Similar to the West Nile virus, EEEV transmits according to the amplification cycle. First, infected mosquitoes feed on uninfected birds and infect them. Then, uninfected mosquitoes that feed on the same bird or on infected humans also catch the virus, further spreading it to a greater magnitude. In conclusion, the only way a human gets infected is by being exposed to mosquito bites, so it’s possible to avoid the disease by avoiding mosquito bites.
What Are The Symptoms Of EEEV?
Symptoms usually develop from 4-10 days after getting infected, resulting in a systemic fever or a neurological disease such as meningitis or encephalitis. Majority of EEEV patients recover in one or two weeks if the nervous system isn’t affected. Fever, headache, vomiting, diarrhea, changes in behavioral patterns, sleepiness and coma are indications of a neurological disease. These symptoms might be visible in teens and adults, after few days of systemic illness.
Although the rate of infection of this virus is very low, one third of people who catch the virus die, often leaving the remaining two third with permanent damages to their health. These include irreversible brain damage, personality disorders, intellectual impairment, seizures, paralysis and cranial nerve dysfunction. Since there’s still no vaccine or specific treatment for this deadly infection, anyone who suspect they’ve got the disease should seek immediate medical care.
How To Avoid Getting Infected?
Since there’s no medicine, prevention is the best medicine. Avoiding mosquito bites is the only way to avoid the virus. Many steps can be taken for this, such as covering your hands and legs thoroughly when going out during dusk and dawn, spraying yourself with a DEET-containing bug repellent, a bio-pesticide, or a natural insect repellent when going to a place abundant with mosquitoes, removing any standing water on your property to minimize the breeding of mosquitoes, making sure the roof gutters drain properly, destroying the places that can act as a breeding ground for mosquitoes, regularly cleaning and chlorinating swimming pools, tubs, and outdoor saunas, and making sure that the doors and windows fit perfectly and are in good condition.
Do You Need To Worry?

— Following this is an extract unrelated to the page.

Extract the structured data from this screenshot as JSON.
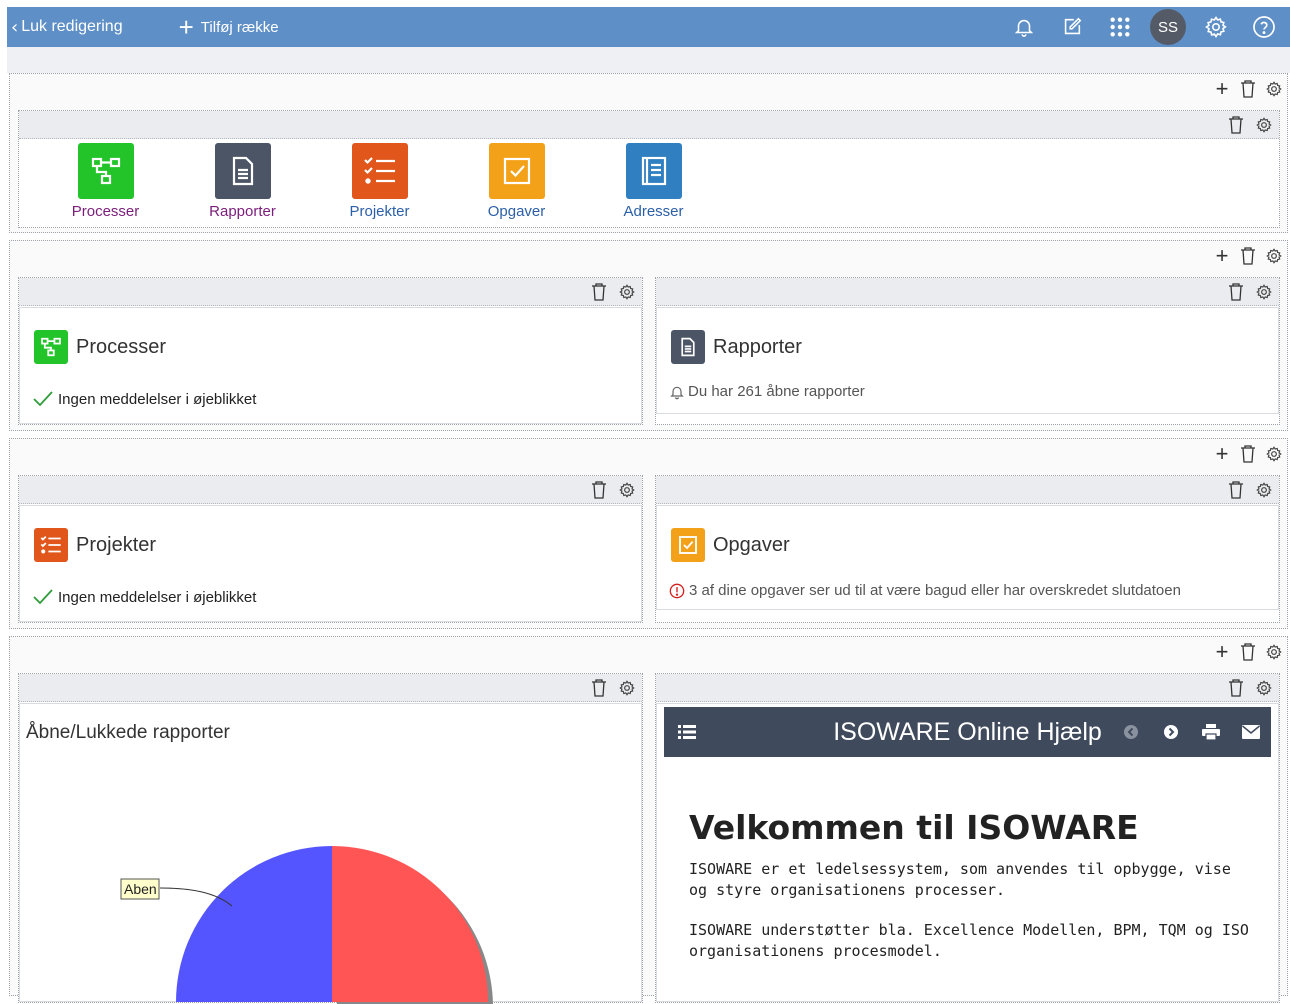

Owing to the fact that EEEV is extremely rare, there’s no need to panic, but it’s important to be well aware of the circumstances, because prevention is better than cure!
According to Mark Fischer, a medical epidemiologist, although EEEV is a severe disease, the numbers are very much smaller than the West Nile virus. Seven cases are annually reported in America in average, which is far less than the amount of West Nile virus cases, which usually exceed hundred every year. From 2009 to 2018, there were only 72 confirmed cases of EEEV. But, there was a sudden increase in the count in 2019, a phenomenon that’s observed every few years, of which the exact reason is still unknown.
Most of the records from researches carried out regarding this virus are decades old, therefore they do not correlate much with the present situation.
For now, however, the number of cases is too low for the experts to develop a vaccine. So the best way to protect yourself from this fatal disease is avoiding mosquito bites by wearing protective clothes, avoiding areas where mosquitoes are abundant and using mosquito repellents.